The ancestors of the Fourth World did not live the way humans live best. They lived in a way that made them sick. Some of this sickness dwelled in their bodies, and some in their spirit. And because it did not occur to them to live a different way, they made medicines to cure themselves of these sicknesses. And because they did not understand their role in an interwoven community of life, their attempts to make themselves well made others sick.
Most of these medicines flowed through their bodies and into the water. The random mix of different medicine for different maladies did strange things to fish and frogs, changing their bodies, making them slower to reproduce — or incapable of doing so.
Though people stopped making the medicines, the medicines remained. Over time, they collected in drainage areas. They remain there to this day, in these “pools of madness.”

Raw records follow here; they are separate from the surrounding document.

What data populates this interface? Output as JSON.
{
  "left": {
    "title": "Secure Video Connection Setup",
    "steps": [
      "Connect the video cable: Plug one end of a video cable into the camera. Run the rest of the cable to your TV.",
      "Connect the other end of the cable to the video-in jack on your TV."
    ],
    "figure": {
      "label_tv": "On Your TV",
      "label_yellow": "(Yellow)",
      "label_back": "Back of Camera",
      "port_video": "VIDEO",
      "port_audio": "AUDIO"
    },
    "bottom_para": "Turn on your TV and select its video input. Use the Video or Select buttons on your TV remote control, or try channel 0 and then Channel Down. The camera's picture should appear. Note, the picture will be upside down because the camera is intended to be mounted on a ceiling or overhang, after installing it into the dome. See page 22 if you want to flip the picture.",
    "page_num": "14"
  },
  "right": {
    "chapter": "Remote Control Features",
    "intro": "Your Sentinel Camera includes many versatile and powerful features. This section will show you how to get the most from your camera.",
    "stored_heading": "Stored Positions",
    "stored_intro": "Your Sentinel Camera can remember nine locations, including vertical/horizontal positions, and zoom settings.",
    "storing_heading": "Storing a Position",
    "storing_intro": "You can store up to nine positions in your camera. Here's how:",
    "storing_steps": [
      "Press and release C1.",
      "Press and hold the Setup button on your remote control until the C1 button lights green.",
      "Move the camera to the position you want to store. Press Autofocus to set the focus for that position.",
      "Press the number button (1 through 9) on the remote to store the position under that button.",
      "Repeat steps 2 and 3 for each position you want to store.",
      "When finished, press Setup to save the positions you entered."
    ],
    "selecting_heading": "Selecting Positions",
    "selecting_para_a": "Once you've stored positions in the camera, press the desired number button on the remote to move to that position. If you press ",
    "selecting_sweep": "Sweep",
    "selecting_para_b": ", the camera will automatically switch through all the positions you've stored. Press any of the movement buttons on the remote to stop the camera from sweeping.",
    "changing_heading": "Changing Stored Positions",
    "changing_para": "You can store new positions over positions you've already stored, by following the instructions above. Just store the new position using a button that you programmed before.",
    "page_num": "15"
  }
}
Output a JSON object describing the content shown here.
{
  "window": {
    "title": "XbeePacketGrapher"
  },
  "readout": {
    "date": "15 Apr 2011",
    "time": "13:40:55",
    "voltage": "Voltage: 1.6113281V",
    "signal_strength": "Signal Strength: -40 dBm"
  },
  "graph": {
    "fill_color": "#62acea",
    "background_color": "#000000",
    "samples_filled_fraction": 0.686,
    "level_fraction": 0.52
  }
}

We warn our children away from such pools. Those who drink from them may die, or change, or go mad, or become infertile. The effect is always different, and never good.
People today take a large quantity and a wide variety of different drugs, ranging from antibiotics to antidepressants to birth control pills to simple antihistamines. Traces of what we take ends up in the water supply, minimally filtered through our urine. And scientists have known for years that this random cocktail of drugs has negative effects on wildlife, particularly amphibians and fish.
In the Fifth World, the collapse of civilization long ago brought the age of pharmaceuticals to an end. But traces of them remain, 400 years later, in the water table. And by that point, they will have become concentrated in a few low drainage areas where stagnant water tends to pool.
This allows people of the Fifth World to avoid them more easily — but also makes them stronger and more dangerous to anyone who can’t. Already unwise places to obtain drinking water, these “pools of madness” have unpredictable effects on whomever drinks from them. Songs and legends warn people away from such pools, but curiosity and, occasionally, desperation may lead the odd person to have a drink.